Nothing but the lines holding the string "name" should appear in the answer. Copy them from the entries.

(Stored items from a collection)
# # # # #
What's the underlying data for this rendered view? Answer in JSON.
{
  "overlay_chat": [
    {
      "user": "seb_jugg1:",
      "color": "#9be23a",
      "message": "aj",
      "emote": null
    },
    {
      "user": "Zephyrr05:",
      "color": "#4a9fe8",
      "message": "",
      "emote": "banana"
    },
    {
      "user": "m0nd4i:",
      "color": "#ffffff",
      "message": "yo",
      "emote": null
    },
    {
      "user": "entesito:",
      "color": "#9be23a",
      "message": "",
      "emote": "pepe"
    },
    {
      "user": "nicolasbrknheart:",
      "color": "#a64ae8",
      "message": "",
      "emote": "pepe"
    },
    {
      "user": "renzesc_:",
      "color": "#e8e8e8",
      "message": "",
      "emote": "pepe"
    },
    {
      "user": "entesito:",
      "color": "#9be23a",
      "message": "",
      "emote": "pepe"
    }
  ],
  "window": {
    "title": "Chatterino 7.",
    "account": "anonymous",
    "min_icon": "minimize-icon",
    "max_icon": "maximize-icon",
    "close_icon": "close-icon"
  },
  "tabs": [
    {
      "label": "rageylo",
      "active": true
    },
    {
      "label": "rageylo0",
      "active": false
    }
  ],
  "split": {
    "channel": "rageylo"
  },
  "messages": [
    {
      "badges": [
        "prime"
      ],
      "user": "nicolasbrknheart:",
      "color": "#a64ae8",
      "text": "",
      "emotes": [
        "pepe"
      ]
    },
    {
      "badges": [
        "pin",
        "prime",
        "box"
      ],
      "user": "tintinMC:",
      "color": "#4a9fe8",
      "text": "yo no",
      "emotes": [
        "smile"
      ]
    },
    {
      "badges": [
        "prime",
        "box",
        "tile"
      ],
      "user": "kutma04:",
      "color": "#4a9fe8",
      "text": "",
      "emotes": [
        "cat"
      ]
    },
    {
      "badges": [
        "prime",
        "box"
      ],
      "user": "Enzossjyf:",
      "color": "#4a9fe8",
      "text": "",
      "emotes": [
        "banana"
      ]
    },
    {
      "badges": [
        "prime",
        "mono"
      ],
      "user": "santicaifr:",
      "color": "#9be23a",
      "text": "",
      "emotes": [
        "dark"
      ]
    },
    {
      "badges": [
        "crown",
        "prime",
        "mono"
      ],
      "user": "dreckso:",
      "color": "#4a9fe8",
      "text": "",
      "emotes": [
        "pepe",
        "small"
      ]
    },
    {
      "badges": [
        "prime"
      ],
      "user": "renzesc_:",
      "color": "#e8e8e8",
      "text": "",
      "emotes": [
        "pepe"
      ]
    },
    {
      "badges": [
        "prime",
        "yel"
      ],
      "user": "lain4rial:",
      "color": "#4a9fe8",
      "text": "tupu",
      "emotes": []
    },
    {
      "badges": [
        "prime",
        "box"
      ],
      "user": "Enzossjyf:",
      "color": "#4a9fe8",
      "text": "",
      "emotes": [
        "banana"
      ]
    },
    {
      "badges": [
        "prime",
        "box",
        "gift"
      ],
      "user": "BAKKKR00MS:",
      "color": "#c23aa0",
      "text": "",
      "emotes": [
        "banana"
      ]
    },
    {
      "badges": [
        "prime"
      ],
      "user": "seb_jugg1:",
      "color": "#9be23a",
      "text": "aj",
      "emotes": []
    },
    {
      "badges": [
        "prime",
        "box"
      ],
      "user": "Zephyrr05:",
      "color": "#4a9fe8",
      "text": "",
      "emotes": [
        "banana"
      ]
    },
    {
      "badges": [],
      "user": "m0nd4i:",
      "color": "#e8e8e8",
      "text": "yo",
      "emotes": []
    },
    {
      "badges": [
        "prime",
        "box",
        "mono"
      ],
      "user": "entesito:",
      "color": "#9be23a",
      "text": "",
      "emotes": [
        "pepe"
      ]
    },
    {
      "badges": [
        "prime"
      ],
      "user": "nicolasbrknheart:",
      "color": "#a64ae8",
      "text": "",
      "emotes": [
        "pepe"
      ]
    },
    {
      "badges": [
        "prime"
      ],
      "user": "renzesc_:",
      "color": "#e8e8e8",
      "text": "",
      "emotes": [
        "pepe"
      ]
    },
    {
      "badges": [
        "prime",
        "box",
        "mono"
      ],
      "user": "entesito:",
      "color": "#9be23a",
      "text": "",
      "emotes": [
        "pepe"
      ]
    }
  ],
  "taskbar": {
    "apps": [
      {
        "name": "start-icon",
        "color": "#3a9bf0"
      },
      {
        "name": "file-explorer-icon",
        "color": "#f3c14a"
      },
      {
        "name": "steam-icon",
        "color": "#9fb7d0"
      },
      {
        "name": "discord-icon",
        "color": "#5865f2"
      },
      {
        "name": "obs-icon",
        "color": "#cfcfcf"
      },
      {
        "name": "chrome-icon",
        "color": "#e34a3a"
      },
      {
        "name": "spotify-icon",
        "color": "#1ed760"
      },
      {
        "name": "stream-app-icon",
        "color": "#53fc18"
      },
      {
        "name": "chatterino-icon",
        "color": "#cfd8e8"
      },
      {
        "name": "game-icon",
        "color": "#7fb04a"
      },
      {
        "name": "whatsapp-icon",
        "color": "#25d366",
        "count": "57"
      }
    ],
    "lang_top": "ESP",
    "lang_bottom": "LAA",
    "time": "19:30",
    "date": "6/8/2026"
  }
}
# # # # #
■ ANSWER
        "name": "start-icon",
        "name": "file-explorer-icon",
        "name": "steam-icon",
        "name": "discord-icon",
        "name": "obs-icon",
        "name": "chrome-icon",
        "name": "spotify-icon",
        "name": "stream-app-icon",
        "name": "chatterino-icon",
        "name": "game-icon",
        "name": "whatsapp-icon",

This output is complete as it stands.